**Exercise:**
The lines to copy are those holding the string "icon" in the entries below.

**Input data:**
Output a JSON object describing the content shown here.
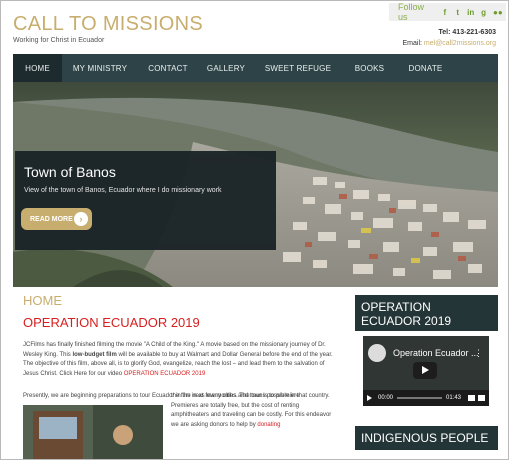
{
  "header": {
    "title": "CALL TO MISSIONS",
    "tagline": "Working for Christ in Ecuador",
    "follow_label": "Follow us",
    "social": [
      "f",
      "t",
      "in",
      "g",
      "●●"
    ],
    "tel_label": "Tel: 413-221-6303",
    "email_label": "Email:",
    "email_value": "mel@call2missions.org"
  },
  "nav": {
    "items": [
      "HOME",
      "MY MINISTRY",
      "CONTACT",
      "GALLERY",
      "SWEET REFUGE",
      "BOOKS",
      "DONATE"
    ],
    "active": "HOME"
  },
  "slider": {
    "title": "Town of Banos",
    "text": "View of the town of Banos, Ecuador where I do missionary work",
    "button": "READ MORE",
    "button_arrow": "›"
  },
  "main": {
    "heading": "HOME",
    "article_title": "OPERATION ECUADOR 2019",
    "p1_a": "JCFilms has finally finished filming the movie \"A Child of the King.\" A movie based on the missionary journey of Dr. Wesley King. This ",
    "p1_strong": "low-budget film",
    "p1_b": " will be available to buy at Walmart and Dollar General before the end of the year. The objective of this film, above all, is to glorify God, evangelize, reach the lost – and lead them to the salvation of Jesus Christ. Click Here for our video ",
    "p1_link": "OPERATION ECUADOR 2019",
    "p2_left": "Presently, we are beginning preparations to tour Ecuador in the next few months. The tour is to premiere",
    "p2_right_a": "the film in as many cities and towns possible in that country.  Premieres are totally free, but the cost of renting amphitheaters and traveling can be costly. For this endeavor we are asking donors to help by ",
    "p2_right_link": "donating"
  },
  "sidebar": {
    "widget1_title": "OPERATION ECUADOR 2019",
    "video_title": "Operation Ecuador ...",
    "video_menu": "⋮",
    "time_current": "00:00",
    "time_total": "01:43",
    "widget2_title": "INDIGENOUS PEOPLE"
  },
  "colors": {
    "accent": "#c8ae6e",
    "nav": "#2e4347",
    "link_red": "#d62020",
    "social_green": "#6e9b2c"
  }
}
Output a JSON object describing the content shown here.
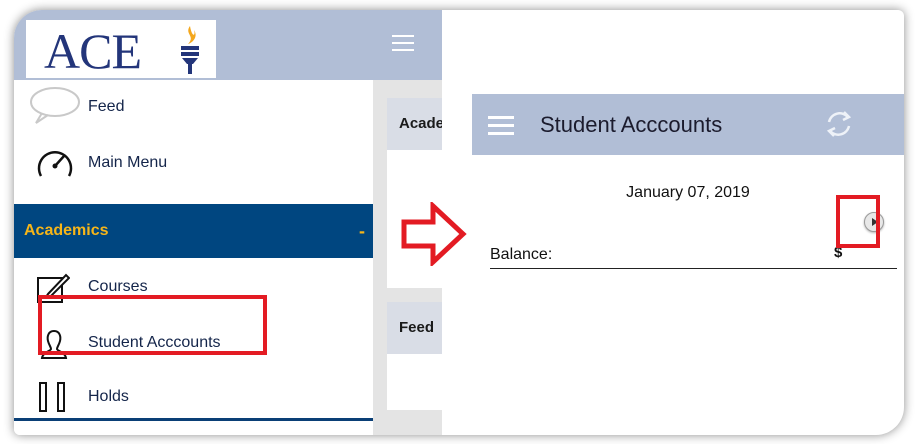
{
  "left_screen": {
    "logo_text": "ACE",
    "menu": {
      "items": [
        {
          "label": "Feed",
          "icon": "speech-bubble-icon"
        },
        {
          "label": "Main Menu",
          "icon": "speedometer-icon"
        }
      ],
      "section": {
        "label": "Academics",
        "toggle": "-"
      },
      "sub_items": [
        {
          "label": "Courses",
          "icon": "edit-icon"
        },
        {
          "label": "Student Acccounts",
          "icon": "person-icon"
        },
        {
          "label": "Holds",
          "icon": "pause-icon"
        }
      ]
    },
    "background_cards": [
      {
        "title": "Acade"
      },
      {
        "title": "Feed"
      }
    ]
  },
  "right_screen": {
    "title": "Student Acccounts",
    "date": "January 07, 2019",
    "balance_label": "Balance:",
    "balance_value": "$"
  },
  "colors": {
    "header_bg": "#b1bed6",
    "academics_bg": "#004680",
    "academics_text": "#f6b519",
    "logo_text": "#23357a",
    "highlight": "#e31b23"
  }
}
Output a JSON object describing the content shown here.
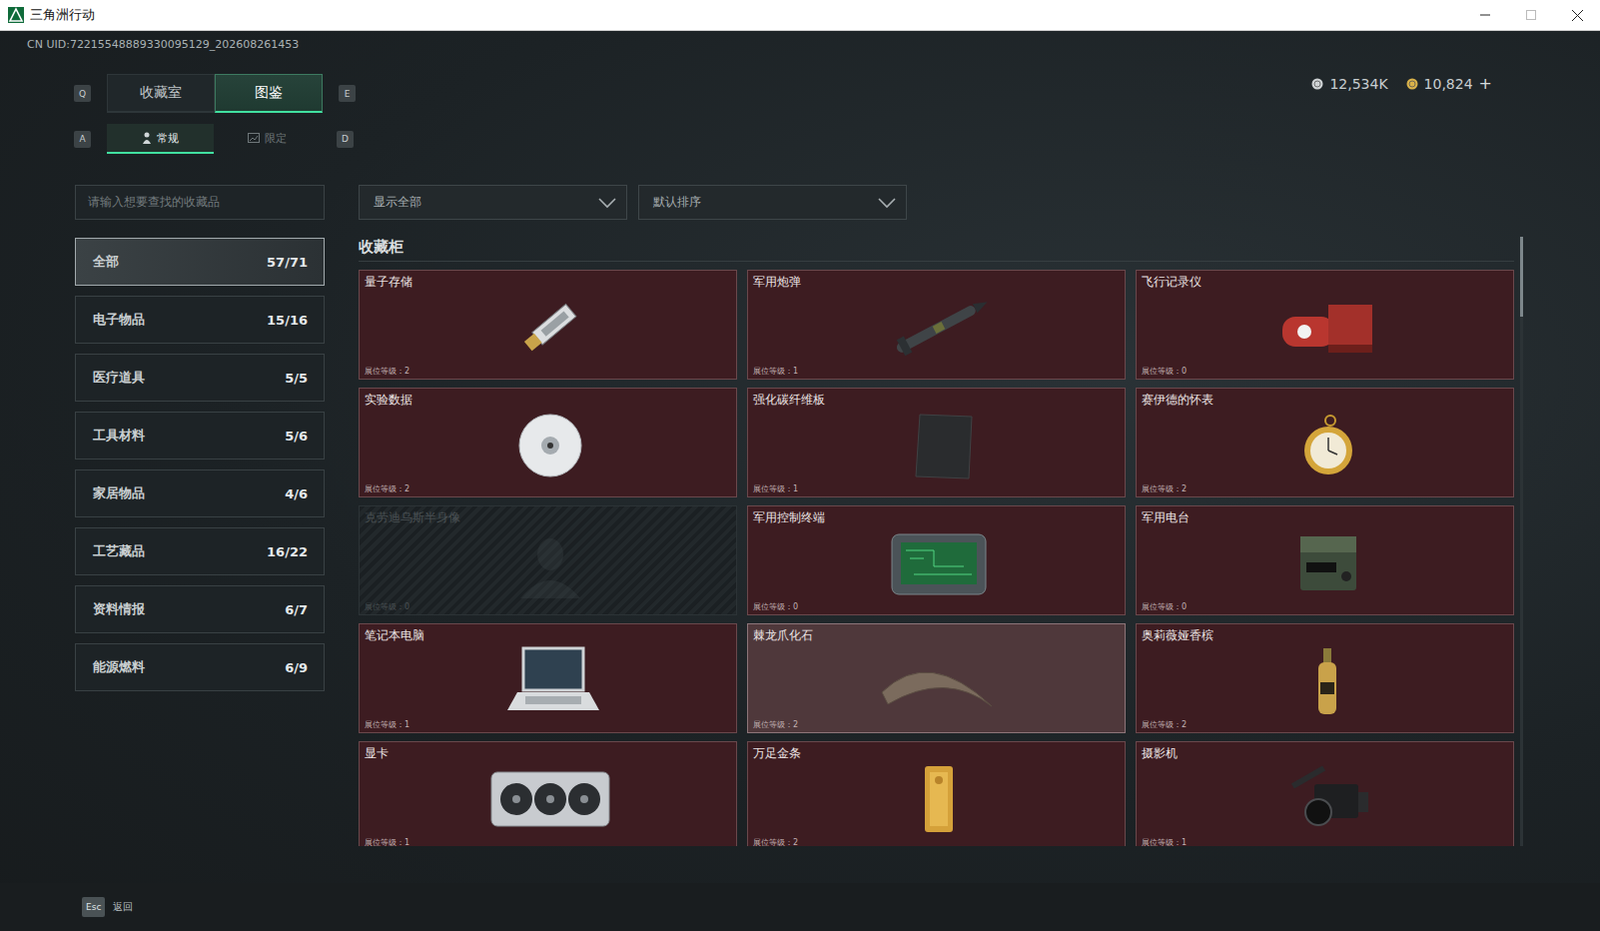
{
  "window": {
    "title": "三角洲行动"
  },
  "uid": "CN UID:72215548889330095129_202608261453",
  "currencies": [
    {
      "value": "12,534K",
      "color": "#cfd3d5"
    },
    {
      "value": "10,824",
      "color": "#d9b24a"
    }
  ],
  "currency_add": "+",
  "main_tabs": {
    "prev_key": "Q",
    "next_key": "E",
    "items": [
      {
        "label": "收藏室",
        "selected": false
      },
      {
        "label": "图鉴",
        "selected": true
      }
    ]
  },
  "sub_tabs": {
    "prev_key": "A",
    "next_key": "D",
    "items": [
      {
        "label": "常规",
        "selected": true
      },
      {
        "label": "限定",
        "selected": false
      }
    ]
  },
  "search": {
    "placeholder": "请输入想要查找的收藏品"
  },
  "filters": [
    {
      "label": "显示全部"
    },
    {
      "label": "默认排序"
    }
  ],
  "categories": [
    {
      "label": "全部",
      "count": "57/71",
      "selected": true
    },
    {
      "label": "电子物品",
      "count": "15/16",
      "selected": false
    },
    {
      "label": "医疗道具",
      "count": "5/5",
      "selected": false
    },
    {
      "label": "工具材料",
      "count": "5/6",
      "selected": false
    },
    {
      "label": "家居物品",
      "count": "4/6",
      "selected": false
    },
    {
      "label": "工艺藏品",
      "count": "16/22",
      "selected": false
    },
    {
      "label": "资料情报",
      "count": "6/7",
      "selected": false
    },
    {
      "label": "能源燃料",
      "count": "6/9",
      "selected": false
    }
  ],
  "section": {
    "title": "收藏柜"
  },
  "items": [
    {
      "name": "量子存储",
      "level_label": "展位等级：2",
      "collected": true,
      "highlighted": false,
      "kind": "usb"
    },
    {
      "name": "军用炮弹",
      "level_label": "展位等级：1",
      "collected": true,
      "highlighted": false,
      "kind": "shell"
    },
    {
      "name": "飞行记录仪",
      "level_label": "展位等级：0",
      "collected": true,
      "highlighted": false,
      "kind": "recorder"
    },
    {
      "name": "实验数据",
      "level_label": "展位等级：2",
      "collected": true,
      "highlighted": false,
      "kind": "disc"
    },
    {
      "name": "强化碳纤维板",
      "level_label": "展位等级：1",
      "collected": true,
      "highlighted": false,
      "kind": "plate"
    },
    {
      "name": "赛伊德的怀表",
      "level_label": "展位等级：2",
      "collected": true,
      "highlighted": false,
      "kind": "watch"
    },
    {
      "name": "克劳迪乌斯半身像",
      "level_label": "展位等级：0",
      "collected": false,
      "highlighted": false,
      "kind": "bust"
    },
    {
      "name": "军用控制终端",
      "level_label": "展位等级：0",
      "collected": true,
      "highlighted": false,
      "kind": "terminal"
    },
    {
      "name": "军用电台",
      "level_label": "展位等级：0",
      "collected": true,
      "highlighted": false,
      "kind": "radio"
    },
    {
      "name": "笔记本电脑",
      "level_label": "展位等级：1",
      "collected": true,
      "highlighted": false,
      "kind": "laptop"
    },
    {
      "name": "棘龙爪化石",
      "level_label": "展位等级：2",
      "collected": true,
      "highlighted": true,
      "kind": "claw"
    },
    {
      "name": "奥莉薇娅香槟",
      "level_label": "展位等级：2",
      "collected": true,
      "highlighted": false,
      "kind": "bottle"
    },
    {
      "name": "显卡",
      "level_label": "展位等级：1",
      "collected": true,
      "highlighted": false,
      "kind": "gpu"
    },
    {
      "name": "万足金条",
      "level_label": "展位等级：2",
      "collected": true,
      "highlighted": false,
      "kind": "gold"
    },
    {
      "name": "摄影机",
      "level_label": "展位等级：1",
      "collected": true,
      "highlighted": false,
      "kind": "camera"
    }
  ],
  "footer": {
    "key": "Esc",
    "label": "返回"
  }
}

**Exercise solution:**
          "icon": "speech-bubble-icon"
          "icon": "speedometer-icon"
          "icon": "edit-icon"
          "icon": "person-icon"
          "icon": "pause-icon"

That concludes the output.